>>
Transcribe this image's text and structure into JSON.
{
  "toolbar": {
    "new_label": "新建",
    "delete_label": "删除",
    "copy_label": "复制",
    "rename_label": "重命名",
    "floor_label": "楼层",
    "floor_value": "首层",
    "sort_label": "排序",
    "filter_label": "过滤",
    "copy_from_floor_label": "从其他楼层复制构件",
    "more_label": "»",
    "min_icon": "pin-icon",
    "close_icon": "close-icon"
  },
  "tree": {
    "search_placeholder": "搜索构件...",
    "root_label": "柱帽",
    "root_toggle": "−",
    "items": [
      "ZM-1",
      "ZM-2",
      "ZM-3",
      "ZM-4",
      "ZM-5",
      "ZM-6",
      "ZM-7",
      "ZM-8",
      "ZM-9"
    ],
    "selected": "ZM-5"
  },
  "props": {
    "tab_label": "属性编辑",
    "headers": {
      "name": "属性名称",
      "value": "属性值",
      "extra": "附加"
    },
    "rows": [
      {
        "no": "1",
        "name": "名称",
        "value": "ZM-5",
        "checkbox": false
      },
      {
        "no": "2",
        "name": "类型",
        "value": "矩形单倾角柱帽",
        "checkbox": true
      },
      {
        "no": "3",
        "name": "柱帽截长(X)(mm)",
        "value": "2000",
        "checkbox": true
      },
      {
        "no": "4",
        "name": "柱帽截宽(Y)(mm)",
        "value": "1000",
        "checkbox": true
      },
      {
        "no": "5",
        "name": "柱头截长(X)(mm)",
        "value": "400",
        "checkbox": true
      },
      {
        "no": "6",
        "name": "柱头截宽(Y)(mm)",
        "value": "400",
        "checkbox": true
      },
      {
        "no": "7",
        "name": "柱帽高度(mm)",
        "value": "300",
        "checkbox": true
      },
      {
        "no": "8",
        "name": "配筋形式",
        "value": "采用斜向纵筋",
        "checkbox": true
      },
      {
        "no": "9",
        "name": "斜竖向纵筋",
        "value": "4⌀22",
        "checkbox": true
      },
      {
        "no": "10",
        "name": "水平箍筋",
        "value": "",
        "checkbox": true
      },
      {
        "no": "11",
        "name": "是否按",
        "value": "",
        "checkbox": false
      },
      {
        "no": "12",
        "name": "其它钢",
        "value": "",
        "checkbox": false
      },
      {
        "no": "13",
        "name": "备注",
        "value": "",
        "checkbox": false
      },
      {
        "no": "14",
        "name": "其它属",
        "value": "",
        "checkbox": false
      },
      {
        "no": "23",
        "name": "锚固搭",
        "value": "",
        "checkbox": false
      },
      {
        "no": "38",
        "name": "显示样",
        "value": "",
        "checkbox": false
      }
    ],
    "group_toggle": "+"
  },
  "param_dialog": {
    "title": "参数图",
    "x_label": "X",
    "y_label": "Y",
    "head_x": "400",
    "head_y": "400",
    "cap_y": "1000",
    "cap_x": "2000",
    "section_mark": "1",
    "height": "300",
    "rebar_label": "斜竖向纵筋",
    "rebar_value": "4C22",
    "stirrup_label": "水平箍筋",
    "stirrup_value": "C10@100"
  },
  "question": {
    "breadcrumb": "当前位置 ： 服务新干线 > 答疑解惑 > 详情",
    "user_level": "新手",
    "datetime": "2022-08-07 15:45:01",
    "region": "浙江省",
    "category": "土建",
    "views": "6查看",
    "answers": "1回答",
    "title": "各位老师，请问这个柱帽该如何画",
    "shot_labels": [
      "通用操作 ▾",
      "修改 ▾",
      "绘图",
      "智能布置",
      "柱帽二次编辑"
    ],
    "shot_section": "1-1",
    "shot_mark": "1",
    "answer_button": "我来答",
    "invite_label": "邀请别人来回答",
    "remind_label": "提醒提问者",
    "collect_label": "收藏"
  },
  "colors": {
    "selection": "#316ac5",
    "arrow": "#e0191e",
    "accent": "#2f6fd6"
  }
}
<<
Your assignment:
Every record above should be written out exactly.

Result of this task:
Transcribe this image's text and structure into JSON.
{
  "toolbar": {
    "new_label": "新建",
    "delete_label": "删除",
    "copy_label": "复制",
    "rename_label": "重命名",
    "floor_label": "楼层",
    "floor_value": "首层",
    "sort_label": "排序",
    "filter_label": "过滤",
    "copy_from_floor_label": "从其他楼层复制构件",
    "more_label": "»",
    "min_icon": "pin-icon",
    "close_icon": "close-icon"
  },
  "tree": {
    "search_placeholder": "搜索构件...",
    "root_label": "柱帽",
    "root_toggle": "−",
    "items": [
      "ZM-1",
      "ZM-2",
      "ZM-3",
      "ZM-4",
      "ZM-5",
      "ZM-6",
      "ZM-7",
      "ZM-8",
      "ZM-9"
    ],
    "selected": "ZM-5"
  },
  "props": {
    "tab_label": "属性编辑",
    "headers": {
      "name": "属性名称",
      "value": "属性值",
      "extra": "附加"
    },
    "rows": [
      {
        "no": "1",
        "name": "名称",
        "value": "ZM-5",
        "checkbox": false
      },
      {
        "no": "2",
        "name": "类型",
        "value": "矩形单倾角柱帽",
        "checkbox": true
      },
      {
        "no": "3",
        "name": "柱帽截长(X)(mm)",
        "value": "2000",
        "checkbox": true
      },
      {
        "no": "4",
        "name": "柱帽截宽(Y)(mm)",
        "value": "1000",
        "checkbox": true
      },
      {
        "no": "5",
        "name": "柱头截长(X)(mm)",
        "value": "400",
        "checkbox": true
      },
      {
        "no": "6",
        "name": "柱头截宽(Y)(mm)",
        "value": "400",
        "checkbox": true
      },
      {
        "no": "7",
        "name": "柱帽高度(mm)",
        "value": "300",
        "checkbox": true
      },
      {
        "no": "8",
        "name": "配筋形式",
        "value": "采用斜向纵筋",
        "checkbox": true
      },
      {
        "no": "9",
        "name": "斜竖向纵筋",
        "value": "4⌀22",
        "checkbox": true
      },
      {
        "no": "10",
        "name": "水平箍筋",
        "value": "",
        "checkbox": true
      },
      {
        "no": "11",
        "name": "是否按",
        "value": "",
        "checkbox": false
      },
      {
        "no": "12",
        "name": "其它钢",
        "value": "",
        "checkbox": false
      },
      {
        "no": "13",
        "name": "备注",
        "value": "",
        "checkbox": false
      },
      {
        "no": "14",
        "name": "其它属",
        "value": "",
        "checkbox": false
      },
      {
        "no": "23",
        "name": "锚固搭",
        "value": "",
        "checkbox": false
      },
      {
        "no": "38",
        "name": "显示样",
        "value": "",
        "checkbox": false
      }
    ],
    "group_toggle": "+"
  },
  "param_dialog": {
    "title": "参数图",
    "x_label": "X",
    "y_label": "Y",
    "head_x": "400",
    "head_y": "400",
    "cap_y": "1000",
    "cap_x": "2000",
    "section_mark": "1",
    "height": "300",
    "rebar_label": "斜竖向纵筋",
    "rebar_value": "4C22",
    "stirrup_label": "水平箍筋",
    "stirrup_value": "C10@100"
  },
  "question": {
    "breadcrumb": "当前位置 ： 服务新干线 > 答疑解惑 > 详情",
    "user_level": "新手",
    "datetime": "2022-08-07 15:45:01",
    "region": "浙江省",
    "category": "土建",
    "views": "6查看",
    "answers": "1回答",
    "title": "各位老师，请问这个柱帽该如何画",
    "shot_labels": [
      "通用操作 ▾",
      "修改 ▾",
      "绘图",
      "智能布置",
      "柱帽二次编辑"
    ],
    "shot_section": "1-1",
    "shot_mark": "1",
    "answer_button": "我来答",
    "invite_label": "邀请别人来回答",
    "remind_label": "提醒提问者",
    "collect_label": "收藏"
  },
  "colors": {
    "selection": "#316ac5",
    "arrow": "#e0191e",
    "accent": "#2f6fd6"
  }
}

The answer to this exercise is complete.